of artistic approaches that reveal a more personal aspect—touching, unexpected or
playful—of these artists, whose motivation and means of expression are as varied as
their talents and their medi ums. The show is the polymorphic and polyphonic outcome
of a dialogue among cultures, eras, genres and individuals. It illustrates the resolutely
inclusive dimension of the MMFA’s cross-disciplinary programming, which is open to
current practices—from design and fashion to multimedia and music.
The Museum would like to thank all the artists who agreed to take on the carte blanche challenge, which had only one condition: choose one or more works from the Museum’s collection.
The Montreal Museum of Fine Arts would like to acknowledge the important support it received from the borough of Ville-Marie of the Ville de Montréal for this unifying project.

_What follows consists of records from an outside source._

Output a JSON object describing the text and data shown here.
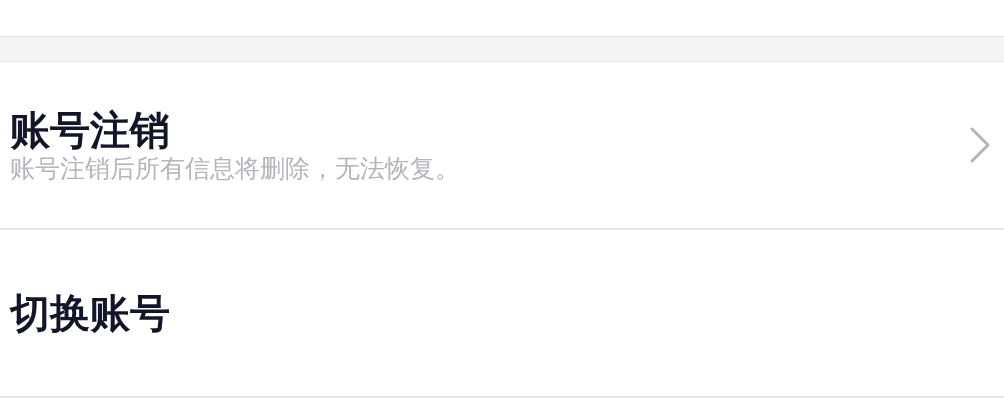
{
  "items": [
    {
      "kind": "link",
      "title": "账号注销",
      "subtitle": "账号注销后所有信息将删除，无法恢复。"
    },
    {
      "kind": "plain",
      "title": "切换账号"
    }
  ]
}
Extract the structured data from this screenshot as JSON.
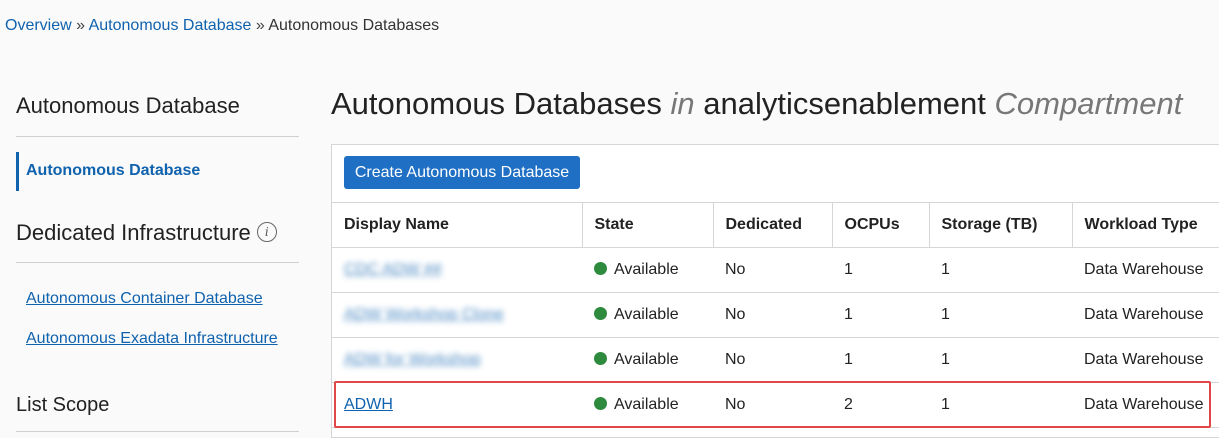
{
  "breadcrumb": {
    "items": [
      "Overview",
      "Autonomous Database",
      "Autonomous Databases"
    ],
    "separator": "»"
  },
  "sidebar": {
    "section1_title": "Autonomous Database",
    "active_item": "Autonomous Database",
    "section2_title": "Dedicated Infrastructure",
    "info_glyph": "i",
    "links": [
      "Autonomous Container Database",
      "Autonomous Exadata Infrastructure"
    ],
    "section3_title": "List Scope"
  },
  "page_title": {
    "prefix": "Autonomous Databases",
    "in": "in",
    "compartment_name": "analyticsenablement",
    "suffix": "Compartment"
  },
  "toolbar": {
    "create_label": "Create Autonomous Database"
  },
  "table": {
    "columns": [
      "Display Name",
      "State",
      "Dedicated",
      "OCPUs",
      "Storage (TB)",
      "Workload Type"
    ],
    "rows": [
      {
        "name": "CDC ADW ##",
        "state": "Available",
        "dedicated": "No",
        "ocpus": "1",
        "storage": "1",
        "workload": "Data Warehouse",
        "redacted": true
      },
      {
        "name": "ADW Workshop Clone",
        "state": "Available",
        "dedicated": "No",
        "ocpus": "1",
        "storage": "1",
        "workload": "Data Warehouse",
        "redacted": true
      },
      {
        "name": "ADW for Workshop",
        "state": "Available",
        "dedicated": "No",
        "ocpus": "1",
        "storage": "1",
        "workload": "Data Warehouse",
        "redacted": true
      },
      {
        "name": "ADWH",
        "state": "Available",
        "dedicated": "No",
        "ocpus": "2",
        "storage": "1",
        "workload": "Data Warehouse",
        "redacted": false
      }
    ]
  },
  "colors": {
    "link": "#0f62ae",
    "primary_button": "#1f6fc4",
    "status_available": "#2e8b3e",
    "highlight": "#e04848"
  }
}
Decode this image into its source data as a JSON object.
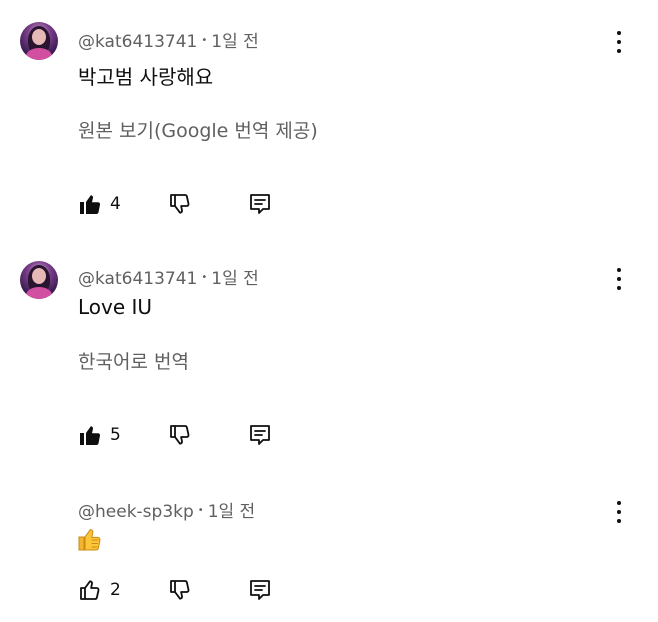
{
  "colors": {
    "text": "#0f0f0f",
    "secondary": "#606060",
    "avatar_accent": "#d14fa0"
  },
  "comments": [
    {
      "username": "@kat6413741",
      "separator": "•",
      "time": "1일 전",
      "text": "박고범 사랑해요",
      "translate_label": "원본 보기(Google 번역 제공)",
      "likes": "4",
      "like_icon": "thumb-up-filled-icon",
      "dislike_icon": "thumb-down-outline-icon",
      "reply_icon": "reply-comment-icon",
      "menu_icon": "more-vert-icon"
    },
    {
      "username": "@kat6413741",
      "separator": "•",
      "time": "1일 전",
      "text": "Love IU",
      "translate_label": "한국어로 번역",
      "likes": "5",
      "like_icon": "thumb-up-filled-icon",
      "dislike_icon": "thumb-down-outline-icon",
      "reply_icon": "reply-comment-icon",
      "menu_icon": "more-vert-icon"
    },
    {
      "username": "@heek-sp3kp",
      "separator": "•",
      "time": "1일 전",
      "emoji": "thumbs-up-emoji",
      "likes": "2",
      "like_icon": "thumb-up-outline-icon",
      "dislike_icon": "thumb-down-outline-icon",
      "reply_icon": "reply-comment-icon",
      "menu_icon": "more-vert-icon"
    }
  ]
}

It thanks ARTV, whose involvement was inspiring and highly appreciated, as well as its loyal media partners, Astral Media, La Presse and The Gazette, and its official airline, Air Canada. The Museum also thanks Fatboy, distributed by Nüline Distribution.
The Museum is grateful to the Ministère de la Culture, des Communications et de la Condition féminine du Québec, the Conseil des arts de Montréal and the Canada Council for the Arts for their steadfast support.
The Museum would like to acknowledge the invaluable support of the Volunteer Association of the Montreal Museum of Fine Arts. Lastly, it thanks all its members and the many individuals, corporations and foundations who support its mission.
Jean-Noel Desmarais Pavilion
1380 Sherbrooke St. West
Tuesday to Friday – 11 a.m. to 5 p.m.
Wednesday – 11 a.m. to 9 p.m.
Saturday and Sunday – 10 a.m. to 5 p.m.
*Instructions: The work of art must be reproduced in its entirety, without cropping, bleeding, guttering,overprinting or any other alteration, and the caption and photo credit must accompany the illustration.
About the Montreal Museum of Fine Arts
The Montreal Museum of Fine Arts has one of the highest attendance rates among Canadian museums. Every year, 600,000 people visit its encyclopedic collection, which is unique in Canada, free of charge, and its original temporary exhibitions, which combine artistic disciplines (fine arts, music, film, fashion, design) and feature innovative exhibition design. The Museum designs, produces and circulates many of its exhibitions in Europe and North America. It is also one of Canada’s leading publishers of bilingual art books, which are distributed worldwide. More than 100,000 families and school children take part in its educational, cultural and community programmes every year. In 2011, the Museum is opening a fourth pavilion—the Claire and Marc Bourgie Pavilion of Quebec and Canadian Art and Bourgie Hall, a 444-seat concert hall featuring a rare collection of Tiffany stained glass. At the same time, the Museum’s rich collections are being reinstalled in the three other pavilions devoted to world cultures, European and contemporary art, as well as the decorative arts and design. Music is now an integral part of the Museum, providing another perspective on the visual arts, through musical audioguides and other innovative activities organized in cooperation with the new Arte Musica Foundation. The Montreal Museum of Fine Arts is a private, non-profit institution that must generate the funds for nearly 50% of its annual operating budget and nearly 100% of the acquisition of works for its collection.